Excerpted data section start

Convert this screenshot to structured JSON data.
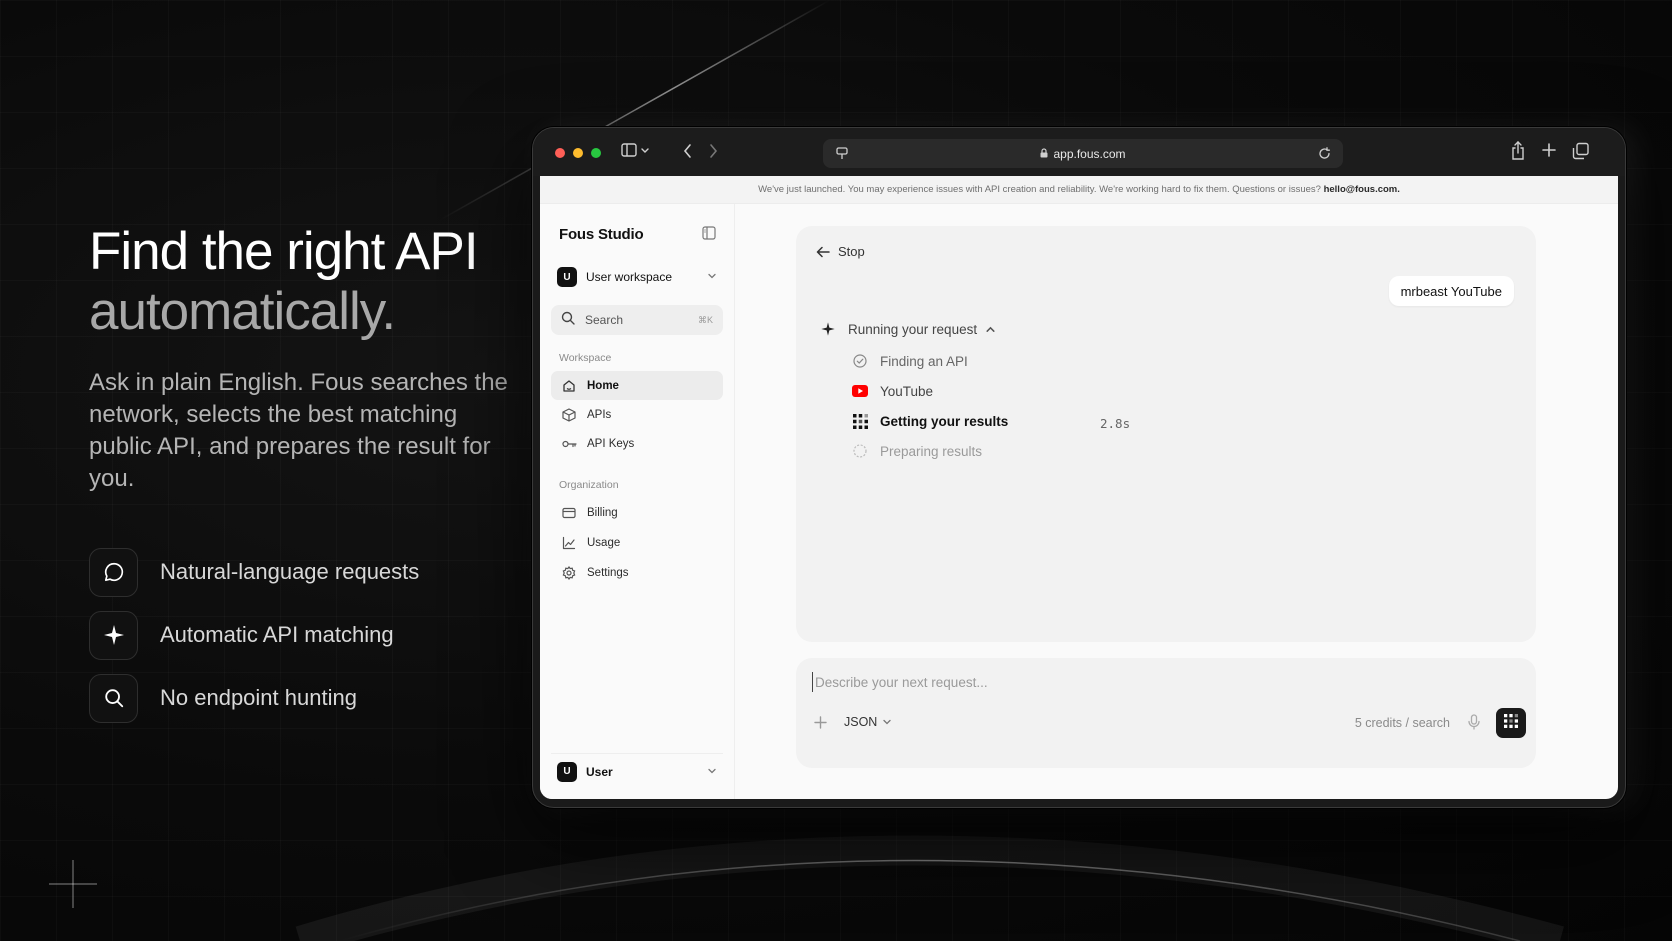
{
  "hero": {
    "title_line1": "Find the right API",
    "title_line2": "automatically.",
    "description": "Ask in plain English. Fous searches the network, selects the best matching public API, and prepares the result for you."
  },
  "features": [
    {
      "icon": "chat-bubble-icon",
      "label": "Natural-language requests"
    },
    {
      "icon": "sparkle-icon",
      "label": "Automatic API matching"
    },
    {
      "icon": "search-icon",
      "label": "No endpoint hunting"
    }
  ],
  "browser": {
    "url": "app.fous.com",
    "traffic_colors": [
      "#ff5f57",
      "#febc2e",
      "#28c840"
    ]
  },
  "banner": {
    "text": "We've just launched. You may experience issues with API creation and reliability. We're working hard to fix them. Questions or issues? ",
    "email": "hello@fous.com."
  },
  "sidebar": {
    "brand": "Fous Studio",
    "workspace": {
      "avatar": "U",
      "label": "User workspace"
    },
    "search": {
      "placeholder": "Search",
      "shortcut": "⌘K"
    },
    "workspace_section": {
      "label": "Workspace",
      "items": [
        {
          "icon": "home-icon",
          "label": "Home",
          "active": true
        },
        {
          "icon": "cube-icon",
          "label": "APIs"
        },
        {
          "icon": "key-icon",
          "label": "API Keys"
        }
      ]
    },
    "organization_section": {
      "label": "Organization",
      "items": [
        {
          "icon": "card-icon",
          "label": "Billing"
        },
        {
          "icon": "chart-icon",
          "label": "Usage"
        },
        {
          "icon": "gear-icon",
          "label": "Settings"
        }
      ]
    },
    "user": {
      "avatar": "U",
      "label": "User"
    }
  },
  "chat": {
    "stop_label": "Stop",
    "user_message": "mrbeast YouTube",
    "run_title": "Running your request",
    "steps": [
      {
        "label": "Finding an API",
        "status": "done"
      },
      {
        "label": "YouTube",
        "status": "source"
      },
      {
        "label": "Getting your results",
        "status": "active",
        "elapsed": "2.8s"
      },
      {
        "label": "Preparing results",
        "status": "pending"
      }
    ]
  },
  "composer": {
    "placeholder": "Describe your next request...",
    "format": "JSON",
    "credits": "5 credits / search"
  },
  "colors": {
    "accent": "#111111",
    "youtube": "#ff0000",
    "background": "#0a0a0a"
  }
}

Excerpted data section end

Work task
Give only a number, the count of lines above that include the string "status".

Task solution
4